Short Story: The Watch (Part 1)

Written By Mark Lee

Matthew Freeman didn't like to waste time. Every minute - and sometimes every second - of his day from the moment he woke up in the morning to the very instant he went to bed that evening was scheduled and accounted for. He prided himself on finding the quickest and most efficient ways to get things done. Walking to work even at a brisk pace was too slow for him. He could run to work, take a minute and a half to spruce up in the restroom, and be in his seat ready to work faster than even if he drove. Besides, he didn't trust the unpredictability of city traffic, leaving it to chance when and where a delay such as an accident might occur.
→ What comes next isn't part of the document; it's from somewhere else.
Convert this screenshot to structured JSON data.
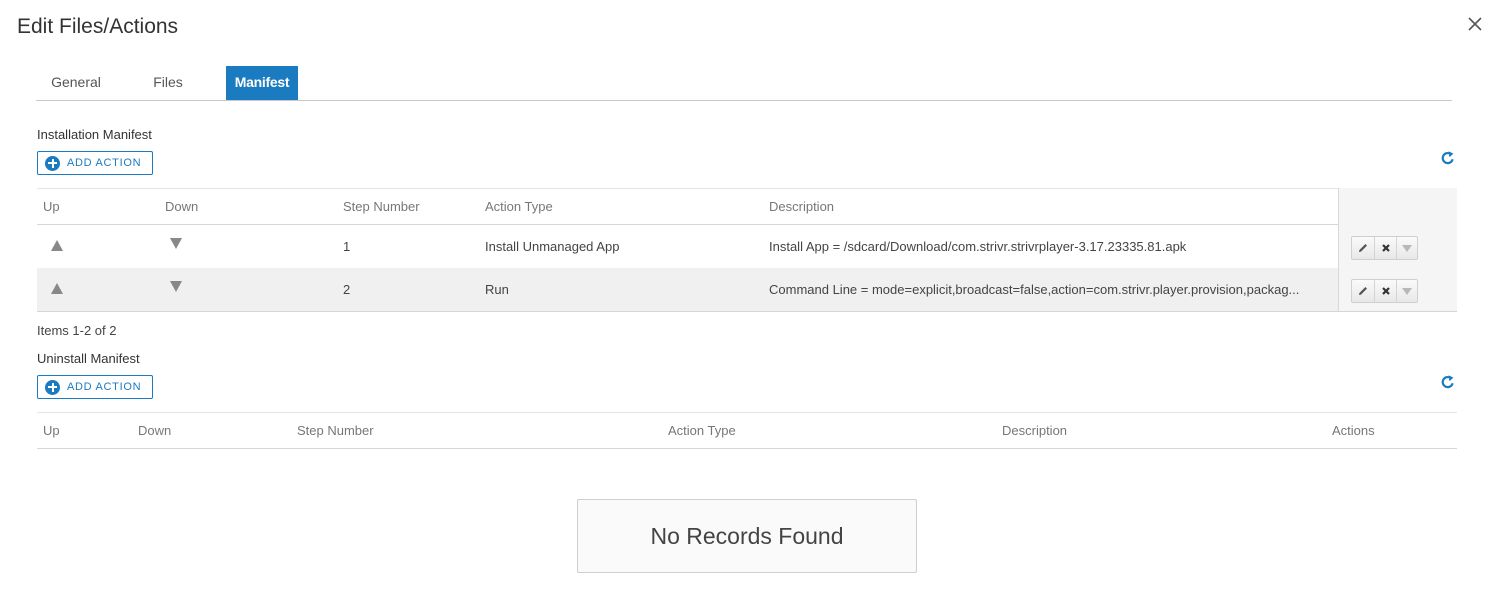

Redundant, superfluous activities were weeded out upon discovery. For example, over time he found he got more work done if he consciously blinked less, excessive blinking being a total waste of time. He shaved his scalp once a week, saving the time it would take to comb it everyday and the extra time to wash longer hair. Even in his leisure time, proficiency ruled as sovereign. Thus, speed-reading novels of epic size was his favorite hobby. Time lost due to disorganization was probably his greatest pet peeve. Consequently, to avoid undue stress, his pantry was for the most part organized by meal so he wouldn't have to waste time hunting down ingredients. Where this was impractical, organization was alphabetical.

His greatest desire, on the other hand, was to get everything done and still have a minute to spare at the end of the day. But, rarely did every item get checked off his To Do list. There was always something he missed. Oh, if only there were one or two more hours in the day.

One day on his run to work in the morning, he saw some street vendors a few blocks ahead of him. This wasn't an unusual scene, for would be merchants often hunted for bargain seeking pedestrians. Matthew normally ignored them. He didn't have time to haggle prices with them, but he wasn't going to pay high prices either. This time, though, a particular vendor caught his attention.

"Watches for sale!" The vendor bellowed with all his might. "I promise you it will save you time." Matthew glanced down at his own watch, and since he was ahead of schedule, he decided he had time to investigate. "What do you mean it will save me time?"

"Brand new design," the vendor said. His voice was softer than before with a hint of excitement. "These silver areas on the back of the watch and along the inside of the band send signals to your brain to release adrenaline at specific intervals based upon the setting you choose." He paused for a moment to let his statement sink in a little. "It will allow you to work longer without taking breaks."

Matthew didn't allow his emotionless expression to falter, so the vendor added to his sales pitch. "You will work faster with more energy, and you won't get tired no matter how long you work."

"How much?" Matthew asked.

"Fifty bucks."

"Too much."

"Tell you what, then," the vendor said, "I'll sell it for forty-five, and you can bring it back tomorrow for a full refund if you don't like it."

Matthew knew his original price was probably worth it, and the offer of the refund didn't hurt. He nodded in agreement while reaching for his wallet. He paid with two twenty-dollar bills and a five. Before the vendor gave him the watch, he said, "Let me give you one word of warning. This thing can be addictive." Matthew wasn't worried, for he had quit caffeine and cigarettes cold turkey in the past. "Nothing controls me," he told the vendor as he took the watch. Without another wasted second, he continued his run to the office.

He didn't have time to mess with his new watch until lunchtime. After he ate his leftover spaghetti, he dug the watch out of his pocket. There were two small circles on the top half of the perfectly round face, one to show heart rate and the other to show the date. The bottom half contained a rectangle, showing the time.

Matthew looked at his other watch and noticed that his new watch showed the same time, within ten seconds of each other. He contemplated correcting this deviation but determined time was better spent locating the adrenaline setting. Two black buttons were on the right side of the face. He pressed the top one a couple of times, scrolling through a menu. He stopped when he saw the word settings appear below the time. He pressed the lower button, which replaced the word settings with adrenaline. He pressed the top button again several times, scrolling through the various time intervals. He didn't want to overwhelm his system, so he chose a setting near the bottom.

He placed the watch on his right wrist and tightened the band. Almost immediately he felt a strong urge to inhale deeply. He exhaled, smiling, as if he'd just run a mile in four minutes. "Well," he said out loud, "that was fast." He had worried all morning that his purchase wouldn't meet his high expectations, but if it performed in the long run anything like it performed in the first ten seconds, it wouldn't only meet his expectations but far surpass them.

He returned to work in the best mood that he could ever remember having. As he sat down, he thought about how he had worried earlier and how he had mentally reprimanded himself for wasting time worrying about something that was in the past. He grinned and then whispered to himself, "Now, I may have time to worry and not have to worry about worrying."

To be continued ...

To read the second half of this story, click HERE.